Segment Start: Excerpted data

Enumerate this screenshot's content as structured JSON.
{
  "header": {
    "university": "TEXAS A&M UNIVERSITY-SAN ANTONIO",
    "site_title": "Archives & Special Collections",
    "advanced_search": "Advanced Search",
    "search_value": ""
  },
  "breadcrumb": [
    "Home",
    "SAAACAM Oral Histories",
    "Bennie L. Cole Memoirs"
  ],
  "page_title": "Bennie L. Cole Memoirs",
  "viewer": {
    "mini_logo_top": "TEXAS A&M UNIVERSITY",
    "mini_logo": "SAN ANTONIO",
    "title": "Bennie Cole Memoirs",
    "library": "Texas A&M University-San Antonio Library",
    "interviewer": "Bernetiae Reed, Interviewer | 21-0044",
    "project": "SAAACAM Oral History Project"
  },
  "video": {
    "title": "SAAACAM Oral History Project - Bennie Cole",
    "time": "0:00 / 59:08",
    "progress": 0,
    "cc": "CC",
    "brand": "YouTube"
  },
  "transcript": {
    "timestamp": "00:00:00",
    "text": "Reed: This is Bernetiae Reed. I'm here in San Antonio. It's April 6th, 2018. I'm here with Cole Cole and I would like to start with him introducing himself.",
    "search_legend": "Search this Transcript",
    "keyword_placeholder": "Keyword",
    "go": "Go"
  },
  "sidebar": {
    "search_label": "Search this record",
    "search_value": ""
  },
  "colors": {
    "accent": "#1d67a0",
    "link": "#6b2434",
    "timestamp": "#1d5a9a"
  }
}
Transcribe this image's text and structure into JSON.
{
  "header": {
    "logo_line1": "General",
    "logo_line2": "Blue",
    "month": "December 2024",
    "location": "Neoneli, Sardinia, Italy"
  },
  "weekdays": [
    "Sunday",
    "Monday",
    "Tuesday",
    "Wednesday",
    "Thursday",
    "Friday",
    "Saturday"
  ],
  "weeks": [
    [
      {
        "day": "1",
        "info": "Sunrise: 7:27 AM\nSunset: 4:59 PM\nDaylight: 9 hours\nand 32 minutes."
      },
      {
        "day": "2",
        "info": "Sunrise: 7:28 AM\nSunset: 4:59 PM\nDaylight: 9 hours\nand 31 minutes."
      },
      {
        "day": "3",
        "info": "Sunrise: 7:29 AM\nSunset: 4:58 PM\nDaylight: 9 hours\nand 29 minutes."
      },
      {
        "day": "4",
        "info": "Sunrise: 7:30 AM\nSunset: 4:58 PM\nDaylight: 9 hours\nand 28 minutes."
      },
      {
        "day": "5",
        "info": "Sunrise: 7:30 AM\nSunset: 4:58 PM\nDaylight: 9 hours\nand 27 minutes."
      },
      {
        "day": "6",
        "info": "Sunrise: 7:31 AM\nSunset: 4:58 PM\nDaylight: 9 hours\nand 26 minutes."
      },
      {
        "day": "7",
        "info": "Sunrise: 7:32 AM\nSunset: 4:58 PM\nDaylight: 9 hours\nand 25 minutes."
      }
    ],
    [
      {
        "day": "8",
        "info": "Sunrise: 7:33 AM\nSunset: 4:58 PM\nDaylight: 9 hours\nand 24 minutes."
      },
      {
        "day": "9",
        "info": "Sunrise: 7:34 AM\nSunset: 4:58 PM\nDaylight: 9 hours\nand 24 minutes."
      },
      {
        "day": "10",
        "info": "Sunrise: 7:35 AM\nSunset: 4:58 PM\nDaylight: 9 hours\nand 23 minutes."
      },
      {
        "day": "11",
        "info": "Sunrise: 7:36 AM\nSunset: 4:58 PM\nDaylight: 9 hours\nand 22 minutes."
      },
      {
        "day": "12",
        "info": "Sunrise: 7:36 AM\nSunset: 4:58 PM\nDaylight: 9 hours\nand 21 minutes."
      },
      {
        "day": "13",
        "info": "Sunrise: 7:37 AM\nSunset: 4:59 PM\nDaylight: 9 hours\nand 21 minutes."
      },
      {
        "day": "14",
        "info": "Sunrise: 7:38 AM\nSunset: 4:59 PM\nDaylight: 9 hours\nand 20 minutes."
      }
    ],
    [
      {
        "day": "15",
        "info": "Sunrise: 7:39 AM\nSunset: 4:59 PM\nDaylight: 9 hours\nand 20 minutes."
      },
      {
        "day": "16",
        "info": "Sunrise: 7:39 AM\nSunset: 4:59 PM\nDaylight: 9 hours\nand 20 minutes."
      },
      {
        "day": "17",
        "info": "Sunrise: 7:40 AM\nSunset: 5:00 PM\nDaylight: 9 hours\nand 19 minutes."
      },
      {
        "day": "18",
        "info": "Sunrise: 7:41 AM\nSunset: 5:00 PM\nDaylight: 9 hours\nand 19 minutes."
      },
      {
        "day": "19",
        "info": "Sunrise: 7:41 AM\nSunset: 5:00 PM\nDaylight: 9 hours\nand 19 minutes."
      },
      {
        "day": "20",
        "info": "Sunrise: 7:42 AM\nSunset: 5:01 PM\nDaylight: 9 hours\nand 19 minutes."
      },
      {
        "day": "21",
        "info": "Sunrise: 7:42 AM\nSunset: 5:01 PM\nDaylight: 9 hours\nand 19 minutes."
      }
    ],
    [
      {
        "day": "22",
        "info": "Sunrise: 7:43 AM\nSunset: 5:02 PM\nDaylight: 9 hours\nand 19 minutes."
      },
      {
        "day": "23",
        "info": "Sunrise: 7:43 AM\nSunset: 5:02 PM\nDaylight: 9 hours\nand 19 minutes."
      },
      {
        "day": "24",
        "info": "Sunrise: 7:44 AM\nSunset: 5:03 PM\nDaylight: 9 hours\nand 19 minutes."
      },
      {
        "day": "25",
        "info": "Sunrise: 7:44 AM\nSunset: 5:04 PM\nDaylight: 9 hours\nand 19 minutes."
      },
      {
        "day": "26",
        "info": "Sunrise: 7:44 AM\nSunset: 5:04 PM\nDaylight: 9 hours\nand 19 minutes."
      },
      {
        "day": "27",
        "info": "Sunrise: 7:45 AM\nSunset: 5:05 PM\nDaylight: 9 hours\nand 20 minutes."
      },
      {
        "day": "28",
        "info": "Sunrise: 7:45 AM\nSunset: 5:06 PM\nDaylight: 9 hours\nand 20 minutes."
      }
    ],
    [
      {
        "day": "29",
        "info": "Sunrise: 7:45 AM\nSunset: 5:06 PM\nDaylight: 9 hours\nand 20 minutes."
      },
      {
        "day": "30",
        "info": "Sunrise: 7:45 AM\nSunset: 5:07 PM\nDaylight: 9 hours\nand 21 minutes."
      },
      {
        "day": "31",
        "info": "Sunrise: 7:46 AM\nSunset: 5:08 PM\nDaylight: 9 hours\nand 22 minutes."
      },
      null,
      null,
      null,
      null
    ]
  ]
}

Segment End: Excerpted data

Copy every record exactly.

Enumerate this screenshot's content as structured JSON.
{
  "header": {
    "university": "TEXAS A&M UNIVERSITY-SAN ANTONIO",
    "site_title": "Archives & Special Collections",
    "advanced_search": "Advanced Search",
    "search_value": ""
  },
  "breadcrumb": [
    "Home",
    "SAAACAM Oral Histories",
    "Bennie L. Cole Memoirs"
  ],
  "page_title": "Bennie L. Cole Memoirs",
  "viewer": {
    "mini_logo_top": "TEXAS A&M UNIVERSITY",
    "mini_logo": "SAN ANTONIO",
    "title": "Bennie Cole Memoirs",
    "library": "Texas A&M University-San Antonio Library",
    "interviewer": "Bernetiae Reed, Interviewer | 21-0044",
    "project": "SAAACAM Oral History Project"
  },
  "video": {
    "title": "SAAACAM Oral History Project - Bennie Cole",
    "time": "0:00 / 59:08",
    "progress": 0,
    "cc": "CC",
    "brand": "YouTube"
  },
  "transcript": {
    "timestamp": "00:00:00",
    "text": "Reed: This is Bernetiae Reed. I'm here in San Antonio. It's April 6th, 2018. I'm here with Cole Cole and I would like to start with him introducing himself.",
    "search_legend": "Search this Transcript",
    "keyword_placeholder": "Keyword",
    "go": "Go"
  },
  "sidebar": {
    "search_label": "Search this record",
    "search_value": ""
  },
  "colors": {
    "accent": "#1d67a0",
    "link": "#6b2434",
    "timestamp": "#1d5a9a"
  }
}
Transcribe this image's text and structure into JSON.
{
  "header": {
    "logo_line1": "General",
    "logo_line2": "Blue",
    "month": "December 2024",
    "location": "Neoneli, Sardinia, Italy"
  },
  "weekdays": [
    "Sunday",
    "Monday",
    "Tuesday",
    "Wednesday",
    "Thursday",
    "Friday",
    "Saturday"
  ],
  "weeks": [
    [
      {
        "day": "1",
        "info": "Sunrise: 7:27 AM\nSunset: 4:59 PM\nDaylight: 9 hours\nand 32 minutes."
      },
      {
        "day": "2",
        "info": "Sunrise: 7:28 AM\nSunset: 4:59 PM\nDaylight: 9 hours\nand 31 minutes."
      },
      {
        "day": "3",
        "info": "Sunrise: 7:29 AM\nSunset: 4:58 PM\nDaylight: 9 hours\nand 29 minutes."
      },
      {
        "day": "4",
        "info": "Sunrise: 7:30 AM\nSunset: 4:58 PM\nDaylight: 9 hours\nand 28 minutes."
      },
      {
        "day": "5",
        "info": "Sunrise: 7:30 AM\nSunset: 4:58 PM\nDaylight: 9 hours\nand 27 minutes."
      },
      {
        "day": "6",
        "info": "Sunrise: 7:31 AM\nSunset: 4:58 PM\nDaylight: 9 hours\nand 26 minutes."
      },
      {
        "day": "7",
        "info": "Sunrise: 7:32 AM\nSunset: 4:58 PM\nDaylight: 9 hours\nand 25 minutes."
      }
    ],
    [
      {
        "day": "8",
        "info": "Sunrise: 7:33 AM\nSunset: 4:58 PM\nDaylight: 9 hours\nand 24 minutes."
      },
      {
        "day": "9",
        "info": "Sunrise: 7:34 AM\nSunset: 4:58 PM\nDaylight: 9 hours\nand 24 minutes."
      },
      {
        "day": "10",
        "info": "Sunrise: 7:35 AM\nSunset: 4:58 PM\nDaylight: 9 hours\nand 23 minutes."
      },
      {
        "day": "11",
        "info": "Sunrise: 7:36 AM\nSunset: 4:58 PM\nDaylight: 9 hours\nand 22 minutes."
      },
      {
        "day": "12",
        "info": "Sunrise: 7:36 AM\nSunset: 4:58 PM\nDaylight: 9 hours\nand 21 minutes."
      },
      {
        "day": "13",
        "info": "Sunrise: 7:37 AM\nSunset: 4:59 PM\nDaylight: 9 hours\nand 21 minutes."
      },
      {
        "day": "14",
        "info": "Sunrise: 7:38 AM\nSunset: 4:59 PM\nDaylight: 9 hours\nand 20 minutes."
      }
    ],
    [
      {
        "day": "15",
        "info": "Sunrise: 7:39 AM\nSunset: 4:59 PM\nDaylight: 9 hours\nand 20 minutes."
      },
      {
        "day": "16",
        "info": "Sunrise: 7:39 AM\nSunset: 4:59 PM\nDaylight: 9 hours\nand 20 minutes."
      },
      {
        "day": "17",
        "info": "Sunrise: 7:40 AM\nSunset: 5:00 PM\nDaylight: 9 hours\nand 19 minutes."
      },
      {
        "day": "18",
        "info": "Sunrise: 7:41 AM\nSunset: 5:00 PM\nDaylight: 9 hours\nand 19 minutes."
      },
      {
        "day": "19",
        "info": "Sunrise: 7:41 AM\nSunset: 5:00 PM\nDaylight: 9 hours\nand 19 minutes."
      },
      {
        "day": "20",
        "info": "Sunrise: 7:42 AM\nSunset: 5:01 PM\nDaylight: 9 hours\nand 19 minutes."
      },
      {
        "day": "21",
        "info": "Sunrise: 7:42 AM\nSunset: 5:01 PM\nDaylight: 9 hours\nand 19 minutes."
      }
    ],
    [
      {
        "day": "22",
        "info": "Sunrise: 7:43 AM\nSunset: 5:02 PM\nDaylight: 9 hours\nand 19 minutes."
      },
      {
        "day": "23",
        "info": "Sunrise: 7:43 AM\nSunset: 5:02 PM\nDaylight: 9 hours\nand 19 minutes."
      },
      {
        "day": "24",
        "info": "Sunrise: 7:44 AM\nSunset: 5:03 PM\nDaylight: 9 hours\nand 19 minutes."
      },
      {
        "day": "25",
        "info": "Sunrise: 7:44 AM\nSunset: 5:04 PM\nDaylight: 9 hours\nand 19 minutes."
      },
      {
        "day": "26",
        "info": "Sunrise: 7:44 AM\nSunset: 5:04 PM\nDaylight: 9 hours\nand 19 minutes."
      },
      {
        "day": "27",
        "info": "Sunrise: 7:45 AM\nSunset: 5:05 PM\nDaylight: 9 hours\nand 20 minutes."
      },
      {
        "day": "28",
        "info": "Sunrise: 7:45 AM\nSunset: 5:06 PM\nDaylight: 9 hours\nand 20 minutes."
      }
    ],
    [
      {
        "day": "29",
        "info": "Sunrise: 7:45 AM\nSunset: 5:06 PM\nDaylight: 9 hours\nand 20 minutes."
      },
      {
        "day": "30",
        "info": "Sunrise: 7:45 AM\nSunset: 5:07 PM\nDaylight: 9 hours\nand 21 minutes."
      },
      {
        "day": "31",
        "info": "Sunrise: 7:46 AM\nSunset: 5:08 PM\nDaylight: 9 hours\nand 22 minutes."
      },
      null,
      null,
      null,
      null
    ]
  ]
}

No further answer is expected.